Should you necessarily worry about the speed at which your doing your exercises in the gym? I don't think so. There is a inverse force-velocity relationship. Basically the faster you move the less force you can produce or the slower you move the more force you can produce. Go to the gym and do a dumbell curl with your biceps 1 time as fast as you can, start at 5 pounds (rest inbetween) and increase by 5 pounds each time until you can't lift the weight anymore. You'll see how much slower you're moving by the time you're approaching the most you can lift than you were when you lifted the 5 pounds. I think it's pretty obvious whatever the stimulus is for increases in muscle mass, it involves the production of high forces (and probably some fatigue so that by the end of the exercise set you're sure to have recruited most of the motor units at their maximum force generating ability). But if you're moving really fast (say comparable to the speed when cycling at 90-120 rpm) the force won't be very high, and you probably won't be providing much stimulus for muscle mass increases.
What works for increasing muscle mass?

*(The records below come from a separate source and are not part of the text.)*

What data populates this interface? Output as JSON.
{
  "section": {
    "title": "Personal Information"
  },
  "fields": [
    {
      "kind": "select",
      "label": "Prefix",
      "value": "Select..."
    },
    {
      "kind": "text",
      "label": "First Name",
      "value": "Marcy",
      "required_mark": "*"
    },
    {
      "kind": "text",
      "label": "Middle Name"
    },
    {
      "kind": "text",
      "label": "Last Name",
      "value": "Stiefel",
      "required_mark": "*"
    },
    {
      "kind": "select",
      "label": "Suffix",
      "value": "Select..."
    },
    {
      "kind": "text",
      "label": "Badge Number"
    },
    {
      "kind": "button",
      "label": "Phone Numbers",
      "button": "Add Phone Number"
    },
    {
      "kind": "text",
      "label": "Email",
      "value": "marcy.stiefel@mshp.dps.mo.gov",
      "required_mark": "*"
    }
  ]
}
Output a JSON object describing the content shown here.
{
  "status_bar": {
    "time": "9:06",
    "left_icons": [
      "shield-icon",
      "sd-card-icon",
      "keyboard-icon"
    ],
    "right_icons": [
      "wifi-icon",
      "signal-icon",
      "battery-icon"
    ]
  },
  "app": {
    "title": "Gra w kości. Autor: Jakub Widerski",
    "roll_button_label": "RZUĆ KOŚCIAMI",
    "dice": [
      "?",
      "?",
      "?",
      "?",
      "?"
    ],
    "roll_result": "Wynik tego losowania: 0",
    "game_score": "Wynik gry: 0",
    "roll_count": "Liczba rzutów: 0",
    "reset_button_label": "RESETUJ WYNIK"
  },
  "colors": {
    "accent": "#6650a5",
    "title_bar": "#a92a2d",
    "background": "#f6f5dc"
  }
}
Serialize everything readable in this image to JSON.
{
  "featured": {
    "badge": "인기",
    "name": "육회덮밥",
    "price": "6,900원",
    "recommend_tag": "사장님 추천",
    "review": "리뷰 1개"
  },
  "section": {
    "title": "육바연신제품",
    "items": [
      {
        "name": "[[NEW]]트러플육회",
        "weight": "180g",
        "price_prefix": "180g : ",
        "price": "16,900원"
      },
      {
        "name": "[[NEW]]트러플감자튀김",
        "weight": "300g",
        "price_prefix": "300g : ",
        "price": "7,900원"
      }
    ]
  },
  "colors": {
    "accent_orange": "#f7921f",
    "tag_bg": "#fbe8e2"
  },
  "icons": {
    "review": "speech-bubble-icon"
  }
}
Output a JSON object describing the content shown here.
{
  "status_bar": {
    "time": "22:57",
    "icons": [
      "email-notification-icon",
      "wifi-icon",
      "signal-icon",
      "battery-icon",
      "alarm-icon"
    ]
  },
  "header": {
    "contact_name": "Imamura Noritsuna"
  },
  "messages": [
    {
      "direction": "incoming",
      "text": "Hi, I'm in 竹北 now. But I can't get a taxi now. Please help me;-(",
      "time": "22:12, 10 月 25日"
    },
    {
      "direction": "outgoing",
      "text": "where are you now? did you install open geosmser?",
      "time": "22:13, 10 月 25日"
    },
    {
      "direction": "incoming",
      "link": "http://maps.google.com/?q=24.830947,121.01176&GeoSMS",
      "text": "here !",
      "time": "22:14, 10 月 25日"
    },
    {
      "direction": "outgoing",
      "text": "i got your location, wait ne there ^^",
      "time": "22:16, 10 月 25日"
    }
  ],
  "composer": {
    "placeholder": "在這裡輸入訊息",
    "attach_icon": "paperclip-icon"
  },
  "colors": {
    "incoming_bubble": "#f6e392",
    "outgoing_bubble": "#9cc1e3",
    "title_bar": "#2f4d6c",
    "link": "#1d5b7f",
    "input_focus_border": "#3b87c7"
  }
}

I would recommend doing 2 sets of 8 - 10 repetitions of exercises that use the same muscles as cycling (squats, leg press, leg extension), by the last couple of reps you should be almost unable to complete the movement. Shoot for 10 each time, if you can do 10 increase the weight. Try to move as fast as possible if you want, you'll only move as fast as the force-velocity relationship allows anyway. If you have a weight that you can only do 10 times this probably will not be anywhere near the speed of movement in cycling. But that's all right, you just want to get your legs bigger (usually takes 6-8 weeks for size gains to show-up, but you'll get stronger at the exercises due to the neural component much sooner than that).
What about doing the high reps (15+, even 25 or 50+) some trainers recommend? I think research has shown that these produce almost no gains in size (or strength if your looking at the absolute (1 rep max) of a exercise). So why bother?
What about low repetitions, like 1-5, like powerlifters or olympic weightlifters use? These will certainly cause size gains but not as much as the 8-10 rep range, and strength gains probably involve a larger neuromuscular recruitment component than the 8-10 reps, and you're putting yourself at a greater risk of injury by using the higher weights.
In summary: Don't try to mimic cycling contraction speeds in the gym while weight lifting, do 8-10 reps to failure that use the same muscles as cyling. This should be the most effective way of producing size (transferable strength) gains.
Do on the bike workouts designed to increase your power. Be completely recovered and sprint for less than 30 seconds (either up hill or on the flat). This should provide the neural component (and perhaps some size increase stimulus as well) to your goal of increasing you're sprint (maximum) power.
Also a good workout for providing some kind of strengthening (size increase) stimulus to you're cycling muscles is to do a rolling hilly ride staying in big gear all the time. So that you grind up the hills in a low rpm (say 40 -60 rpm) (remember the force-velocity relationship) if you're muscles are contracting slower they're capable of producing higher forces. Don't try to go up the hills fast just grind your way up them (seated and standing).
Nov 15, 2001 1:12 PM